The library is the official repository for original papers and correspondence of the Kennedy Administration. In addition, the Library houses the published and unpublished materials, such as books and papers by and about Ernest Hemingway.
Following an offer by Harvard, President Kennedy had viewed several locations as a site for his future Presidential’s library and museum on or near Harvard grounds. Kennedy chose a plot of land next to the Harvard Graduate School of Business Administration.
The location faced the Charles River opposite the dormitories where Kennedy spent his upperclassman days.
Kennedy encouraged his administration to save the effects of both personal and official nature so that the institution would be: “a complete record of a Presidential era.”

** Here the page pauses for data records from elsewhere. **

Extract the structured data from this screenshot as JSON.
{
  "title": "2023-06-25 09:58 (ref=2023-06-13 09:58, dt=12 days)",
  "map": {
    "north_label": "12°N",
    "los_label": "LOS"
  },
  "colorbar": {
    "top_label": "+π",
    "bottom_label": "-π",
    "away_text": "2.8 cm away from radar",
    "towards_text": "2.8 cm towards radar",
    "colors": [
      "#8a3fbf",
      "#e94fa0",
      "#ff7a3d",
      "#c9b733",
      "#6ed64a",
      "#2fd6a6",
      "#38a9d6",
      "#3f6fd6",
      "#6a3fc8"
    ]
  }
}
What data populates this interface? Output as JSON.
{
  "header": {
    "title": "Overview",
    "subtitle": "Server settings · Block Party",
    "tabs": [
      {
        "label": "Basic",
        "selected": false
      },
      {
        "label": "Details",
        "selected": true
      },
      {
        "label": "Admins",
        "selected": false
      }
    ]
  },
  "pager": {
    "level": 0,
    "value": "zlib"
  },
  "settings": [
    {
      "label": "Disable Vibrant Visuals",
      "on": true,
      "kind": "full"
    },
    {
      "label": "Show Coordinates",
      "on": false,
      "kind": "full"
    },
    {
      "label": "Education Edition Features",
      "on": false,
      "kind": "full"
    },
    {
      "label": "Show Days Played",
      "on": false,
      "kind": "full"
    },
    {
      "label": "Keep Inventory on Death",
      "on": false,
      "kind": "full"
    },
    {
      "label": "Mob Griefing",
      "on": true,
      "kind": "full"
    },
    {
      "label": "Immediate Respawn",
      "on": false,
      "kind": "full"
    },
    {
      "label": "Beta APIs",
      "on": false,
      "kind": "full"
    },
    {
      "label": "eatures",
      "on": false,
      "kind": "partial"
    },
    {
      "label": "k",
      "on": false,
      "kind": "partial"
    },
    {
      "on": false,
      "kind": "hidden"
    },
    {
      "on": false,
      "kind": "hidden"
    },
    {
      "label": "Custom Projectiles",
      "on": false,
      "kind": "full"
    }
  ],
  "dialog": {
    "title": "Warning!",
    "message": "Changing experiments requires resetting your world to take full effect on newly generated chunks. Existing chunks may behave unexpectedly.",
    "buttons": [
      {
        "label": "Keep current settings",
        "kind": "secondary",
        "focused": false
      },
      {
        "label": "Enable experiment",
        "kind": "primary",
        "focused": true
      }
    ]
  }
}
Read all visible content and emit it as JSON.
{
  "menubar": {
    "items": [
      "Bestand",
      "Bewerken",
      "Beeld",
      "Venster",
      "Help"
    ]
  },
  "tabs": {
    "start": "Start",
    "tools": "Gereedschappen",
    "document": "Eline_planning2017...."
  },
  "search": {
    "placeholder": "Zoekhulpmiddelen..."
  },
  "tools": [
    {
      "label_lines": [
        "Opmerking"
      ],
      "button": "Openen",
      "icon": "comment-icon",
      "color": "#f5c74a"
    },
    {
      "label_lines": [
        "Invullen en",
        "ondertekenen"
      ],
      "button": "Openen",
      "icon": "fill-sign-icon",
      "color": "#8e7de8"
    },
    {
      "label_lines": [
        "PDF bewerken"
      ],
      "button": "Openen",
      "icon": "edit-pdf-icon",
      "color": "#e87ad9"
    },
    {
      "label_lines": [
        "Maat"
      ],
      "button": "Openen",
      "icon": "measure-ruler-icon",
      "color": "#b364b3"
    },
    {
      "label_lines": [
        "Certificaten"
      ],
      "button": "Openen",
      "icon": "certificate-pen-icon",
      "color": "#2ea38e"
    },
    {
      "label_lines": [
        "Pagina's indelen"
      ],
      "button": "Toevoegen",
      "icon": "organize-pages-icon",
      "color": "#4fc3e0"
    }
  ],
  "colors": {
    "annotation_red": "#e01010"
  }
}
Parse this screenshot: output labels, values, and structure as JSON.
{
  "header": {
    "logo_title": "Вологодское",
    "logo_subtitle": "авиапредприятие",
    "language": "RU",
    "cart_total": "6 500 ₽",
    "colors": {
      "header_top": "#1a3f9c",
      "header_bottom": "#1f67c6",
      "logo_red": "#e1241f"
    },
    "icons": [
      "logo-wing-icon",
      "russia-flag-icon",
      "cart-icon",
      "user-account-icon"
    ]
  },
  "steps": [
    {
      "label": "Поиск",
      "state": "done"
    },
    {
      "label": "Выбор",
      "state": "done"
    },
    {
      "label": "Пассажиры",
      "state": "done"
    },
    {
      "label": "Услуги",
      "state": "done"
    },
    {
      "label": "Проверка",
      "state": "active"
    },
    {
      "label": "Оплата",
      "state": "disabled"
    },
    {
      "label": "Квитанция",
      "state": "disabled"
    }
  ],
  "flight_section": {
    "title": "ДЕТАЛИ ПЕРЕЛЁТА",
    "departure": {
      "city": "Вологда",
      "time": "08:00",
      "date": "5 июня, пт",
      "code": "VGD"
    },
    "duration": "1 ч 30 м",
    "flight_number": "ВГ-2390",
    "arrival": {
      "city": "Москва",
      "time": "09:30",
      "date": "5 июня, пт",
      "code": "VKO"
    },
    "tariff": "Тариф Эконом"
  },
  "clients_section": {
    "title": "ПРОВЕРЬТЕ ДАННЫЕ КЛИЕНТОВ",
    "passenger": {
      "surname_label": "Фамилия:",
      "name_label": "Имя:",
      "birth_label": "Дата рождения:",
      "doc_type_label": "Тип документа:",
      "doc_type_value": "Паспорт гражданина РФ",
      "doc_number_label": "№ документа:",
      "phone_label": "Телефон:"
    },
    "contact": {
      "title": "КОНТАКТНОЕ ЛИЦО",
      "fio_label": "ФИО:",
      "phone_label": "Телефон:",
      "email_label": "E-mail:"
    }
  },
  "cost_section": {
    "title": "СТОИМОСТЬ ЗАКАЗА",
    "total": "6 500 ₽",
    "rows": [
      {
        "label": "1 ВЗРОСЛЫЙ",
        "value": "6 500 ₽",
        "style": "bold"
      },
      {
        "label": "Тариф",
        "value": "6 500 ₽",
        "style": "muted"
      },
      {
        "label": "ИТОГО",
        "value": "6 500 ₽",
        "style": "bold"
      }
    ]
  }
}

The USS Constitution is a wooden-hulled, three-masted heavy frigate of the United States Navy. She is the world’s oldest commissioned naval vessel still afloat.
Launched in 1797, her name “Constitution” was among ten names submitted to President George Washington by the USA Secretary of War in 1795 for the frigates that were being constructed.
She was built at the shipyards in the North End of Boston, Massachusetts. Her first duties were to provide protection for American merchant shipping during the Quasi-War with France and to defeat the Barbary pirates in the First Barbary War.
The USS Constitution was designed to be one of the USA Navy’s capital ships. So the USS Constitution and her sister ships were more substantial and heavily armed than standard frigates of the period.
She is most noted for her actions during the War of 1812 against the United Kingdom when she captured numerous merchant ships and defeated five British warships.
The Peabody Museum of Archaeology and Ethnology is a museum affiliated with Harvard University in Cambridge, Massachusetts, founded in 1866.
The Museum is one of the oldest and largest museums focusing on anthropological material, with a strong focus on the Americas.
The Peabody Museum collection covers archaeological, ethnographic, osteological, and archival collections from many countries.
The exhibits cover millions of years of human cultural, social, and biological history. The museum collections consist of over 1.2 million objects, thousands of documents, 2,000 maps, and over 500,000 photographs.
Museums in Boston Map
A Tour of Museums in the USA
- Museums in New York
- Museums in Washington, D.C.
- Museums in Boston
- Museums in Los Angeles
- Museums in San Francisco
- Museums in Chicago
- Museums in Cleveland
- Museums in Philadelphia
- Museums in Wilmington
- Museums in Houston
- Museums in Honolulu
- Museums in Columbus
- Museums in New Haven
- Museums in Baltimore
- Museums in Massachusetts
- Museums in Buffalo, New York
- American Proverbs and Quotes
Top 7 Boston Museums
TOP 12. Best Museums in Boston, Massachusetts
Exploring Museum of Science, Boston
“In Boston, they ask, how much does he know?
In New York, how much is he worth?
In Philadelphia, who were his parents?”
– Mark Twain
Photo Credit: By Bill Damon [CC BY 2.0 (http://creativecommons.org/licenses/by/2.0)], via Wikimedia Commons